Yogurt cultures flourish in the digestive tract, their natural antibiotic effect helps combat infections and protect the stomach lining from toxins. Containing high levels of natural prostaglandins yogurt can also prevent diarrhea and dysentery - especially in infants. It also helps prevent cancer in the colon by suppressing activity that converts harmless chemicals into carcinogenic agents.
Americans eat over 300,000 tons of yogurts each year. Our ancestors knew this 5,000 years ago when they settled down with their kamadhenus on the banks of the Vaigai and Cauvery.
As I grew up, my affection to Thayir Chadam only increased. Every time I went out with my friends I searched for 'raitha' or a closest substitute to curd and that would sum my dinner. Thayir Chadam believe it or not has become a finishing touch to any meal. To me a meal is not a meal if there is no form of Thayir to end it. I have reached a compromise, 'Thair in any form' being the substitute instead of the conventional Thayir Chadam.

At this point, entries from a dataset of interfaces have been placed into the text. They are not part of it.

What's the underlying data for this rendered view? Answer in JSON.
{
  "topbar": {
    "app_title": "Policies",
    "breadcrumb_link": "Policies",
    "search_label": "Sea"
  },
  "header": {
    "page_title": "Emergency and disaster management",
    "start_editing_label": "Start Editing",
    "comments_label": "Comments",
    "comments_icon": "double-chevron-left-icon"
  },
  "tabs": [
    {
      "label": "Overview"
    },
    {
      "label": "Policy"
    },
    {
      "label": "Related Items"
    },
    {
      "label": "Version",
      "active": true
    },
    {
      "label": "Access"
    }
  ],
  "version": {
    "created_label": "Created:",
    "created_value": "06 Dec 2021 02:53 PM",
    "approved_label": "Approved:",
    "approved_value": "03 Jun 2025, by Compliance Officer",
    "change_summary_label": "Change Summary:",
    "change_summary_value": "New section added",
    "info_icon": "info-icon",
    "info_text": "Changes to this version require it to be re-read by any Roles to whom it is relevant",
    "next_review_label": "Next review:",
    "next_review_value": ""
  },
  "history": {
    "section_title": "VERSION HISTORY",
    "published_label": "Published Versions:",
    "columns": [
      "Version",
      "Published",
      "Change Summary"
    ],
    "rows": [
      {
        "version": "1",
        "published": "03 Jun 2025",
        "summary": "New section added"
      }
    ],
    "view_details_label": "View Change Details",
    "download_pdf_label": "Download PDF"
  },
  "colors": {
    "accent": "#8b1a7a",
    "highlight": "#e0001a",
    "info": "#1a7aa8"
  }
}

No matter where in the world we Iyers wind up living, it is important for us to maintain that sense of South Indian "Iyer" identity-to recognize it in each other and to share it with others. One way we do that, of course, is through sharing our love of South Indian food. For many of us South Indian -Americans, our traditional foods have become the strongest metaphor we have for what it means to be an Indian. I often say to my friends and relatives back home 'we live like Indians in America', unlike the age old adage when in Rome live like the Romans. For me beyond Thayir Chadam the idli - sambahar, dosai and adai -those wonderful nai appams I was raised on-is a metaphor for so many things: family, togetherness, warmth, a welcome to friends and neighbors and, yes, a welcome to strangers too. To me at the end of a hearty meal Thayir Chadam symbolizes not only the "oneness" of the South Indian experience, but also our individual and regional preferences: Thayir or Yogurt is never eaten exactly like a Iyer does any other part of India. In the isolated and still mystical villages of India's northern border regions, there are women, like my own grand mother, who define themselves through the specific foods they cook. I have heard of North Indians penchant for Paratha and Dahi as much as we care for Thayir Chadam. After these years of living in the U.S., my parents still remind us to have Thayir everyday and make it a habit for Vignesh my son.
After my grandmother, my mother still makes a Thayir Chadam the way she does when I was in my teens, and her flavour is still different from those made by others and nearby relatives.
Published in Feb 2004 by:
Chittur Vaidyanathan Ramachandran (Ram Chandran in the USA) works as a business analyst with Cisco Systems. He lives with his Pushpa and son Vignesh in USA. His aim in life is to find 'Order in Chaos'. He firmly believe there is a pattern in the occurrence of every event in our life or in this world. Extending this belief further, he is of the opinion that there is distinct and definite relation between events, however random they may seem. Then it is just a matter of compiling these and establishing a relationship with time. Once we establish the relationship, prediction comes automatically.